Take the data below and repeat it exactly.

**Extracted records**
====

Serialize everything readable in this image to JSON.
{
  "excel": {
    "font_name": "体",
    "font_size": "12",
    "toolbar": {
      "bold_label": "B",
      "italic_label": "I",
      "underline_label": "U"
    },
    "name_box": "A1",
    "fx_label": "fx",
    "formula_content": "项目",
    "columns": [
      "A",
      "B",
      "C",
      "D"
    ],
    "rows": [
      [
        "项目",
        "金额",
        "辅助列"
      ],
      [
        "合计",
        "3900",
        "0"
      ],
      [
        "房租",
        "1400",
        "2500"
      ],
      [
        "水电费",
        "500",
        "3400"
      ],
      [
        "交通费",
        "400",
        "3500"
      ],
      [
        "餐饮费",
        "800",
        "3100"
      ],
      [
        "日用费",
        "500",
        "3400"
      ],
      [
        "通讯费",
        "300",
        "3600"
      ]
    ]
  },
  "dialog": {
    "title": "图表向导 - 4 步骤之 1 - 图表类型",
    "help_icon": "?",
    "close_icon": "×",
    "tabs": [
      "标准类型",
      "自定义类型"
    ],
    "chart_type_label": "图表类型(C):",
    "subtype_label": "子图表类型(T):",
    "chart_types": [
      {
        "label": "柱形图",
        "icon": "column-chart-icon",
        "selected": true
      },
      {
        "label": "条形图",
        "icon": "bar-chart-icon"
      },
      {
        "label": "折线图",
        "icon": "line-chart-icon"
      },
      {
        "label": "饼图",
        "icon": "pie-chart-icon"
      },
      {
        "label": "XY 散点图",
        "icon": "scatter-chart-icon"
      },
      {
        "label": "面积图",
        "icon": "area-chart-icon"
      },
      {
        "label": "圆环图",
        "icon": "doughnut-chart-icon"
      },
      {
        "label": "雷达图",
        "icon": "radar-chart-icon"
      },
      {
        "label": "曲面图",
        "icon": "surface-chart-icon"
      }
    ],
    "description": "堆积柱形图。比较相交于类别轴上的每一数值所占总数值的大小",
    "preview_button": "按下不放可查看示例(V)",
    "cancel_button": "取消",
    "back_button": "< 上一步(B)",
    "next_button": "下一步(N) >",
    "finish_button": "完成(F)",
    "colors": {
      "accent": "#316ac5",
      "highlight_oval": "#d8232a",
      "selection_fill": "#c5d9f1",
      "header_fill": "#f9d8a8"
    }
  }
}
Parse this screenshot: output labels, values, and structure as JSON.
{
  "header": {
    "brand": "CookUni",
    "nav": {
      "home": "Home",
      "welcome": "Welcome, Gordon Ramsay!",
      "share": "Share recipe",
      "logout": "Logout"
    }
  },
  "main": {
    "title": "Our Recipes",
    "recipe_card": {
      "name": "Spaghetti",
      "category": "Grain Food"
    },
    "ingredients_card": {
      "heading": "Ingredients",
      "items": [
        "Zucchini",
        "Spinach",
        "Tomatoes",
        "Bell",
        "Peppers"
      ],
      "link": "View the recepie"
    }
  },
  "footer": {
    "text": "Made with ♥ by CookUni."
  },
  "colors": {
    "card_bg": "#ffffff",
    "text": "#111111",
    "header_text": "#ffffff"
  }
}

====

**Answer to this exercise**
Serialize everything readable in this image to JSON.
{
  "excel": {
    "font_name": "体",
    "font_size": "12",
    "toolbar": {
      "bold_label": "B",
      "italic_label": "I",
      "underline_label": "U"
    },
    "name_box": "A1",
    "fx_label": "fx",
    "formula_content": "项目",
    "columns": [
      "A",
      "B",
      "C",
      "D"
    ],
    "rows": [
      [
        "项目",
        "金额",
        "辅助列"
      ],
      [
        "合计",
        "3900",
        "0"
      ],
      [
        "房租",
        "1400",
        "2500"
      ],
      [
        "水电费",
        "500",
        "3400"
      ],
      [
        "交通费",
        "400",
        "3500"
      ],
      [
        "餐饮费",
        "800",
        "3100"
      ],
      [
        "日用费",
        "500",
        "3400"
      ],
      [
        "通讯费",
        "300",
        "3600"
      ]
    ]
  },
  "dialog": {
    "title": "图表向导 - 4 步骤之 1 - 图表类型",
    "help_icon": "?",
    "close_icon": "×",
    "tabs": [
      "标准类型",
      "自定义类型"
    ],
    "chart_type_label": "图表类型(C):",
    "subtype_label": "子图表类型(T):",
    "chart_types": [
      {
        "label": "柱形图",
        "icon": "column-chart-icon",
        "selected": true
      },
      {
        "label": "条形图",
        "icon": "bar-chart-icon"
      },
      {
        "label": "折线图",
        "icon": "line-chart-icon"
      },
      {
        "label": "饼图",
        "icon": "pie-chart-icon"
      },
      {
        "label": "XY 散点图",
        "icon": "scatter-chart-icon"
      },
      {
        "label": "面积图",
        "icon": "area-chart-icon"
      },
      {
        "label": "圆环图",
        "icon": "doughnut-chart-icon"
      },
      {
        "label": "雷达图",
        "icon": "radar-chart-icon"
      },
      {
        "label": "曲面图",
        "icon": "surface-chart-icon"
      }
    ],
    "description": "堆积柱形图。比较相交于类别轴上的每一数值所占总数值的大小",
    "preview_button": "按下不放可查看示例(V)",
    "cancel_button": "取消",
    "back_button": "< 上一步(B)",
    "next_button": "下一步(N) >",
    "finish_button": "完成(F)",
    "colors": {
      "accent": "#316ac5",
      "highlight_oval": "#d8232a",
      "selection_fill": "#c5d9f1",
      "header_fill": "#f9d8a8"
    }
  }
}
Parse this screenshot: output labels, values, and structure as JSON.
{
  "header": {
    "brand": "CookUni",
    "nav": {
      "home": "Home",
      "welcome": "Welcome, Gordon Ramsay!",
      "share": "Share recipe",
      "logout": "Logout"
    }
  },
  "main": {
    "title": "Our Recipes",
    "recipe_card": {
      "name": "Spaghetti",
      "category": "Grain Food"
    },
    "ingredients_card": {
      "heading": "Ingredients",
      "items": [
        "Zucchini",
        "Spinach",
        "Tomatoes",
        "Bell",
        "Peppers"
      ],
      "link": "View the recepie"
    }
  },
  "footer": {
    "text": "Made with ♥ by CookUni."
  },
  "colors": {
    "card_bg": "#ffffff",
    "text": "#111111",
    "header_text": "#ffffff"
  }
}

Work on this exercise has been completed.